3.4 On-going monitoring of key controls

Parks Canada has not yet started the on-going monitoring assessment of key controls. The Agency is committed to undertaking on-going monitoring of control activities after the completion of operating effectiveness testing of controls related to standardized processes. On-going monitoring will not commence until the associated remediation of operating effectiveness has been implemented and sufficient time has passed to allow the controls to function over a fiscal-year period.

4 Parks Canada's Action Plan

4.1 Progress during fiscal year 2012-13

During 2012-13, the Agency has continued to make significant progress in assessing and improving its key controls. Below is a summary of the main progress made by the Agency based on the plans identified in the previous fiscal year’s annex:

Element in previous year's action plan Status
Governance and Accountability – documentation Documentation of governance was deferred until 2013-14 due to potential restructuring and changes to service delivery models.
Chart of Accounts – documentation Documentation and design effectiveness completed for Chart of Accounts.
Remediation identified and in progress.
IT General Controls – Not in 2012-13 Action Plan No commitments in the 2012-13 Action Plan since the Agency's financial system service provider is Canadian Heritage and both organizations share the same financial system instance.
Accounts Payable – documentation Procure to Pay – documentation of current process completed.
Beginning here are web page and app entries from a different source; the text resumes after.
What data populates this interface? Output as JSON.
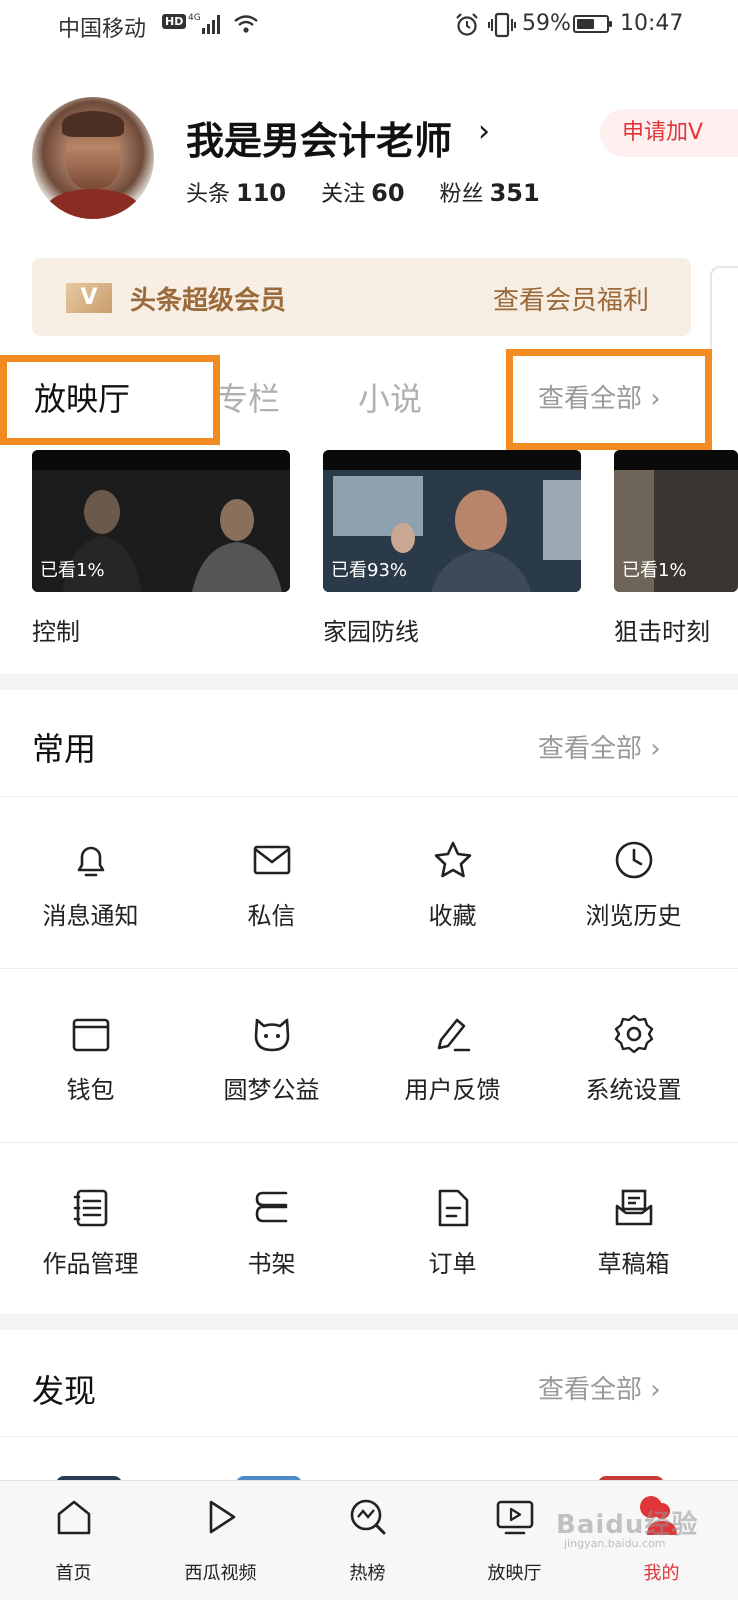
{
  "status_bar": {
    "carrier": "中国移动",
    "hd": "HD",
    "network": "4G",
    "battery_percent": "59%",
    "battery_level": 0.59,
    "time": "10:47"
  },
  "profile": {
    "username": "我是男会计老师",
    "apply_v": "申请加V",
    "stats": [
      {
        "label": "头条",
        "value": "110"
      },
      {
        "label": "关注",
        "value": "60"
      },
      {
        "label": "粉丝",
        "value": "351"
      }
    ]
  },
  "member": {
    "badge": "V",
    "title": "头条超级会员",
    "link": "查看会员福利"
  },
  "tabs": {
    "items": [
      "放映厅",
      "专栏",
      "小说"
    ],
    "active": 0,
    "more": "查看全部 ›"
  },
  "videos": [
    {
      "title": "控制",
      "progress": "已看1%"
    },
    {
      "title": "家园防线",
      "progress": "已看93%"
    },
    {
      "title": "狙击时刻",
      "progress": "已看1%"
    }
  ],
  "common": {
    "title": "常用",
    "more": "查看全部 ›",
    "items": [
      {
        "label": "消息通知",
        "icon": "bell-icon"
      },
      {
        "label": "私信",
        "icon": "mail-icon"
      },
      {
        "label": "收藏",
        "icon": "star-icon"
      },
      {
        "label": "浏览历史",
        "icon": "clock-icon"
      },
      {
        "label": "钱包",
        "icon": "wallet-icon"
      },
      {
        "label": "圆梦公益",
        "icon": "charity-icon"
      },
      {
        "label": "用户反馈",
        "icon": "feedback-pen-icon"
      },
      {
        "label": "系统设置",
        "icon": "gear-icon"
      },
      {
        "label": "作品管理",
        "icon": "notebook-icon"
      },
      {
        "label": "书架",
        "icon": "bookshelf-icon"
      },
      {
        "label": "订单",
        "icon": "document-icon"
      },
      {
        "label": "草稿箱",
        "icon": "drafts-icon"
      }
    ]
  },
  "discover": {
    "title": "发现",
    "more": "查看全部 ›"
  },
  "bottom_nav": {
    "items": [
      {
        "label": "首页",
        "icon": "home-icon"
      },
      {
        "label": "西瓜视频",
        "icon": "play-icon"
      },
      {
        "label": "热榜",
        "icon": "trending-icon"
      },
      {
        "label": "放映厅",
        "icon": "tv-play-icon"
      },
      {
        "label": "我的",
        "icon": "profile-icon"
      }
    ],
    "active": 4
  },
  "watermark": {
    "brand": "Baidu经验",
    "url": "jingyan.baidu.com"
  },
  "colors": {
    "accent_red": "#e0353a",
    "member_gold": "#9b6a3a",
    "highlight_orange": "#f28b22"
  }
}
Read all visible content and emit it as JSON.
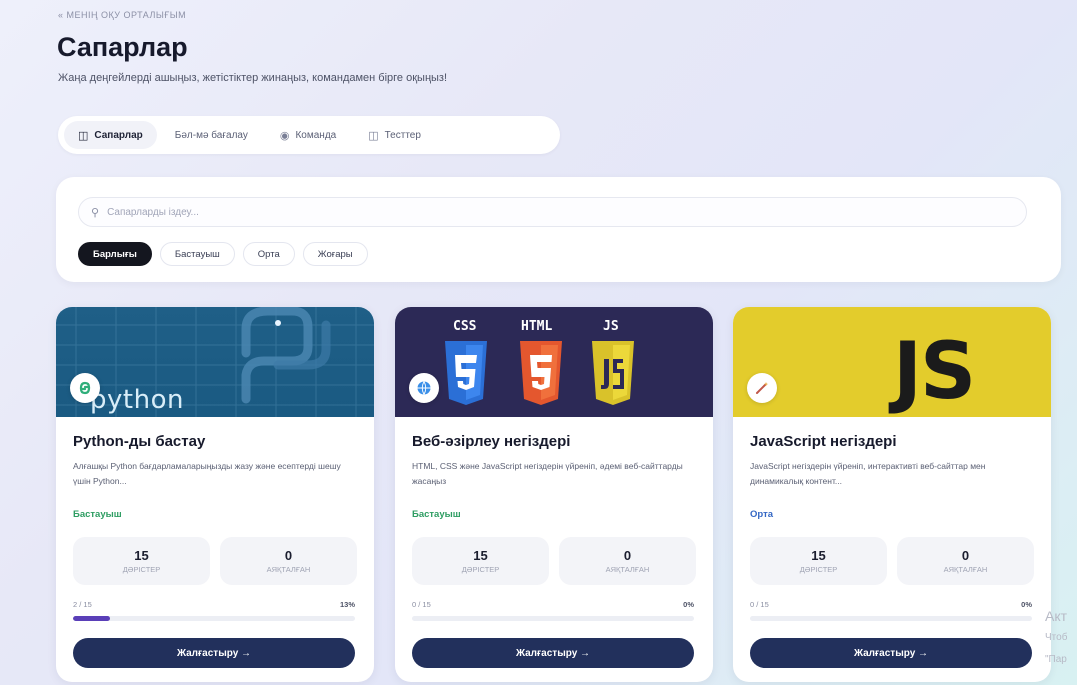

Process will be reconfigured and standardized in line with the Government-wide implementation timelines.
Interdepartmental Settlement – documentation of current process completed and the design effectiveness assessment has begun.
Revenue Management – documentation, design and operating effectiveness Documentation was reviewed due to Policy and Standards changes made in 2012-13. Design effectiveness completed and remedial actions will be addressed.
Operating effectiveness testing deferred until 2013-14 due to delays to full implementation of the Point of Sale automated system across the Agency and the need to address corrective measures.
Capital Assets – documentation In-scope subprocesses were documented (Amortization and Disposal). Design effectiveness completed and remediation will be addressed.
Environmental Liabilities – documentation and design effectiveness Documentation completed. Design effectiveness is significantly advanced, corrective measures will be communicated upon process validation from all stakeholders.
Financial Reporting – design effectiveness Documentation reviewed due to required changes for the non-audited financial statements. Design effectiveness completed, remediation identified and substantially advanced (Financial Statements and Public Accounts).
4.2 Status and action plan for the next fiscal year and subsequent years

The status and action plan for the completion of the key control areas were identified using a risk-based approach and the Agency commits to the following key risk areas for the next fiscal year and subsequent years. The action plan has also taken into account that certain corrective measures and anticipated business process transformations may require a full cycle of implementation before operational effectiveness testing may take place.

Key Control Areas Documentation Design effectiveness testing Operational effectiveness testing On-going monitoring rotation1
Entity Level Controls
Governance and Accountability 2013-14 2014-15 2015-16 Future Years
Chart of Accounts Complete Complete 2014-15 Future Years
IT General Controls under Departmental Management2
TBD TBD TBD TBD TBD
Business Processes Controls
Accounts Payable Complete 2014-15 2015-16 Future Years
Revenue Management Complete Complete 2013-14 Future Years
Capital Assets Complete Complete 2014-15 Future Years
Environmental Liabilities Complete In Progress 2014-15 Future Years
Financial Reporting Complete Complete 2013-14 Future Years

1 The frequency of the on-going monitoring of key control areas is risk-based and may occur over a multi-year cycle.

2 As Canadian Heritage provides the Agency with SAP financial system and shares the same system instance, no activities were deemed required in the 2013-14 Action Plan. The Agency may review its action plan following Guidelines on the ITGCs to be provided by Treasury Board Secretariat in Fall 2013.